BY TONY BARBOZA
September 22, 2014, 4:46 p.m.
Naturally occurring changes in winds, not human-caused climate change, are responsible for most of the warming on land and in the sea along the West Coast of North America over the last century, a study has found.
The analysis challenges assumptions that the buildup of greenhouse gases in the atmosphere has been a significant driver of the increase in temperatures observed over many decades in the ocean and along the coastline from Alaska to California.
The difference between analysis and assumptions have to do with:
what IS and has been and is able to be examined (past and present hard data) and
what computer projections and predictions speculate MIGHT be (in the future).
“Changing winds appear to explain a very large fraction of the warming from year to year, decade to decade and the long-term,” said study leader James Johnstone, an independent climatologist who did most of the work when he was at the University of Washington’s Joint Institute for the Study of the Atmosphere and Ocean.
The other two scientific groups involved per the headline callout are:
– the National Oceanic and Atmospheric Administration and
– the Proceedings of the National Academy of Sciences (which published the study).
If global warming had been the most powerful influence on land and sea temperatures, those temperatures would have been different, the study’s authors said.
Most of the warming in the region occurred before 1940, :eek:
when greenhouse gas concentrations were lower and winds were weaker,:eek: the study found.
In contrast, winds have strengthened since 1980 and coastal ocean cooled, :winter: even as the rise in greenhouse gases has accelerated. :hmmm:
Side note: Around 1940 there was a tremendous increase in marching around the globe.

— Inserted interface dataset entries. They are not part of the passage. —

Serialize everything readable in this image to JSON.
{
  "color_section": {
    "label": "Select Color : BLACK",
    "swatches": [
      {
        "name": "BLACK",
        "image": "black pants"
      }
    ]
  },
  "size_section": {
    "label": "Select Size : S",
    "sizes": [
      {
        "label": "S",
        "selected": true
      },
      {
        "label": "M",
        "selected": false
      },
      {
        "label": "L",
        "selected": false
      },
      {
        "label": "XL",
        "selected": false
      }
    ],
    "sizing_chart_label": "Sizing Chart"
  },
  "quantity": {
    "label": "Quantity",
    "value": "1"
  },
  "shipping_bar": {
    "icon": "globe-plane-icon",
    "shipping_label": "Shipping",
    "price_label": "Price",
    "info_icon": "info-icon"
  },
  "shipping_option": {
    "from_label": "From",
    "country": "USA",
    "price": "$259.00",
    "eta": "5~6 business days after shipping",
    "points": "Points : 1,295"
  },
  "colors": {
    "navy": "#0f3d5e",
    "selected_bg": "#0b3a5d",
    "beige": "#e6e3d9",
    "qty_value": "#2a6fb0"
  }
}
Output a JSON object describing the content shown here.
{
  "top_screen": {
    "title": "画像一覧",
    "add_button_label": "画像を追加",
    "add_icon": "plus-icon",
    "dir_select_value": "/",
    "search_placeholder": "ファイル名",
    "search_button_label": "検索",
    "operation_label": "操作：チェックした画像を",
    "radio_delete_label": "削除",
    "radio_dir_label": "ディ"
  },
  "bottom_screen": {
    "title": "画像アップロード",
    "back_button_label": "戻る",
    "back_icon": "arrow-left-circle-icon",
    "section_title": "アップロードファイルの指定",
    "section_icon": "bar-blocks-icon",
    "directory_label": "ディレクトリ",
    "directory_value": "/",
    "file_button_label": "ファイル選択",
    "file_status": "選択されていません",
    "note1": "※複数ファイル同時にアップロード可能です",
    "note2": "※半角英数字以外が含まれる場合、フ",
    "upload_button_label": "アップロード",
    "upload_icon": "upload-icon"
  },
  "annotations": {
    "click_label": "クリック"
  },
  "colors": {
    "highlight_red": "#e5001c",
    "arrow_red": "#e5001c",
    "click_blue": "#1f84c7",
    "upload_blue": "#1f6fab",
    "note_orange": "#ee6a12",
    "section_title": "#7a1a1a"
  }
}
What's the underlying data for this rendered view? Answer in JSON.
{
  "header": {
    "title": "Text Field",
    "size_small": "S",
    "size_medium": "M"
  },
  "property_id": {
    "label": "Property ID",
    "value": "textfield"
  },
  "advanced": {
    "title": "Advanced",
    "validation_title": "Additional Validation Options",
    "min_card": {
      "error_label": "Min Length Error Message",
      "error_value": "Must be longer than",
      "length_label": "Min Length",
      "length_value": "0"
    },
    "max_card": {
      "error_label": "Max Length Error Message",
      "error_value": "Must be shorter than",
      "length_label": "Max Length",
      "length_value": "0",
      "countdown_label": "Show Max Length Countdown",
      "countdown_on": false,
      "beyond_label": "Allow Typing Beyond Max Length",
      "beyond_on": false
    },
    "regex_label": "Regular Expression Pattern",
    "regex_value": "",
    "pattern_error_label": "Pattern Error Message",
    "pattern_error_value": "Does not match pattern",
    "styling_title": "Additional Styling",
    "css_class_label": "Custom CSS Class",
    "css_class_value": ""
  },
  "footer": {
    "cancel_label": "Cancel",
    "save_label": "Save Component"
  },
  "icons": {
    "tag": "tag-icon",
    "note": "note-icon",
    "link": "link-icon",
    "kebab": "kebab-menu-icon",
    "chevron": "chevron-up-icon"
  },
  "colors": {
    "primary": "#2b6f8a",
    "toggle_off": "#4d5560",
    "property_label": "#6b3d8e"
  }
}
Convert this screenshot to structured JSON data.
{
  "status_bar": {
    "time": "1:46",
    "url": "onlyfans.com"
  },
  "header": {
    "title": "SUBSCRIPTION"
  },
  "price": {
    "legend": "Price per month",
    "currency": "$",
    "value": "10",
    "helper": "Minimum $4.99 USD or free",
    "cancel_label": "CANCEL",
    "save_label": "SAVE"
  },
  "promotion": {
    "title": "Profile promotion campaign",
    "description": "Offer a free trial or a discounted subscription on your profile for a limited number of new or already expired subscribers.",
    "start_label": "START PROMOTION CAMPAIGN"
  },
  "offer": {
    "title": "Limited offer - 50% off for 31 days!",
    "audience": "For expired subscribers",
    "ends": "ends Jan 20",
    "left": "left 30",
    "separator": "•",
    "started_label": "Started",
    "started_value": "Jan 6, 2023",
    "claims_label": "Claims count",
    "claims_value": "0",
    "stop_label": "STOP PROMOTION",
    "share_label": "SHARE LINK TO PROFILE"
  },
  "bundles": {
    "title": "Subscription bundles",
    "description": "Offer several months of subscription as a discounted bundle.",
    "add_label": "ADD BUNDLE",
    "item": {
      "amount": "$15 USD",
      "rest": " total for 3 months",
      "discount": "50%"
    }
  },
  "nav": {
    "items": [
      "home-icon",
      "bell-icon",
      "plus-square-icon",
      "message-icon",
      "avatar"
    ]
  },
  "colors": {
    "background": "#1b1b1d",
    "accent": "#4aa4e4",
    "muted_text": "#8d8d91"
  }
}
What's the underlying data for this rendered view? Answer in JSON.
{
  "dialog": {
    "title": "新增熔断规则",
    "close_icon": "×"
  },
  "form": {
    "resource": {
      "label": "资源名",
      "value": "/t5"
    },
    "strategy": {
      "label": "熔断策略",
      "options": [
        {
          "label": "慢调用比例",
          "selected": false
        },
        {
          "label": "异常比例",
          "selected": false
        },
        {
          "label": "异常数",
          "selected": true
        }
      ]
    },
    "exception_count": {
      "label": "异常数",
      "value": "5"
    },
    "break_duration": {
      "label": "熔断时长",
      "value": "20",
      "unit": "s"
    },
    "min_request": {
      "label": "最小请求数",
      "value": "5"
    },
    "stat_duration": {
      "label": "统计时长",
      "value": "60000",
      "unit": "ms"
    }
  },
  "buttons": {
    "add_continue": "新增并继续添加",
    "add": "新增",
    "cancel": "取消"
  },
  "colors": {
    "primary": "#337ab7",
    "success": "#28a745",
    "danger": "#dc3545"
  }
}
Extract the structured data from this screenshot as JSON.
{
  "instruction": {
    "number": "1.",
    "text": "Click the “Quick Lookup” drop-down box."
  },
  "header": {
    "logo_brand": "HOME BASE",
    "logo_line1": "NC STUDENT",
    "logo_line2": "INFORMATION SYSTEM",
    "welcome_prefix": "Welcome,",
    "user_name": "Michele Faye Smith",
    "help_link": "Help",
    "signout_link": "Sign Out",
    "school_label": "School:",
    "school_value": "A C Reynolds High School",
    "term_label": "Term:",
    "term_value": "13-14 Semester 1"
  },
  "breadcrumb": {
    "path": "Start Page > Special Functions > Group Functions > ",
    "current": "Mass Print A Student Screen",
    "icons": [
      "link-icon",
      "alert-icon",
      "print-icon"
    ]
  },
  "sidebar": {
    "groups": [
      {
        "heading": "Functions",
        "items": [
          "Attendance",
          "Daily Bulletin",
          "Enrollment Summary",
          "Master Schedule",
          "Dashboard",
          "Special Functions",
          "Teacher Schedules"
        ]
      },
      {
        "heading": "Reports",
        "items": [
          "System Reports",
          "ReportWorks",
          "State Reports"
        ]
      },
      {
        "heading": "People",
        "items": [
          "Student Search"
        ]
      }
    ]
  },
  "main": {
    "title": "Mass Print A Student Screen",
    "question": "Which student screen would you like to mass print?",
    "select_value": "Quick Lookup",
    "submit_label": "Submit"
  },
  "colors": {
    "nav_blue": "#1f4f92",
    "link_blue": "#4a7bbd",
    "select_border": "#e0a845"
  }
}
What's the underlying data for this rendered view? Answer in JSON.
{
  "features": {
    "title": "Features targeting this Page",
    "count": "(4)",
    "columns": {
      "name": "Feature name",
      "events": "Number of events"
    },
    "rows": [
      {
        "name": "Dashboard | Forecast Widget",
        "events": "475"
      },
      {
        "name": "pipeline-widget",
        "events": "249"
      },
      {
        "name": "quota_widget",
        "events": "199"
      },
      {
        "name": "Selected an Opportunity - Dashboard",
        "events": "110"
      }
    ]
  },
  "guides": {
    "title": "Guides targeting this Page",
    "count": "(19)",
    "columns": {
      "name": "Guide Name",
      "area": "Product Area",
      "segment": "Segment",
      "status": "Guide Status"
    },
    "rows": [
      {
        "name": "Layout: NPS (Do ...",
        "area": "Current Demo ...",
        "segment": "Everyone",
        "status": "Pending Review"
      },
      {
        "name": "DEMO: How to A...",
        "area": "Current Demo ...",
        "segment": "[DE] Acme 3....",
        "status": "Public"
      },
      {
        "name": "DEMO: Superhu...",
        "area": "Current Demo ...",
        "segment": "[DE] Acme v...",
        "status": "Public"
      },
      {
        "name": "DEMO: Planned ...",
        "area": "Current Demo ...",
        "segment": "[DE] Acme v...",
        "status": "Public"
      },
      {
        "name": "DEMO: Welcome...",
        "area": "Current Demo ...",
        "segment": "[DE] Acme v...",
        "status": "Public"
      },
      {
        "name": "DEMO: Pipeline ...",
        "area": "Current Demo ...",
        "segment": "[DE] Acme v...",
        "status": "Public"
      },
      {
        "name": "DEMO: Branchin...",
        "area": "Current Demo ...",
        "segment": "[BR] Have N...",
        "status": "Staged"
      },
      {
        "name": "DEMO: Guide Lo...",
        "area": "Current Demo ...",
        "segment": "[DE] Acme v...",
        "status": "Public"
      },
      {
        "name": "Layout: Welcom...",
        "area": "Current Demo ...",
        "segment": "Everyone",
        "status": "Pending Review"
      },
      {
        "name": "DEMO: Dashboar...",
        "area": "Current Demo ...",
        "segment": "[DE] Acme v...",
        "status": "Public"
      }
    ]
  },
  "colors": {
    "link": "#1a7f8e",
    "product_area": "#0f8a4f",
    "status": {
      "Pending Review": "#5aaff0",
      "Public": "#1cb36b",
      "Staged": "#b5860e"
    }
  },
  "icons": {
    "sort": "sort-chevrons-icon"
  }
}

It is hard to prove that the marching is what stopped the pre-1940 warming trend - and of course the marching done then was with other goals in mind - still. There is at least the coincidence.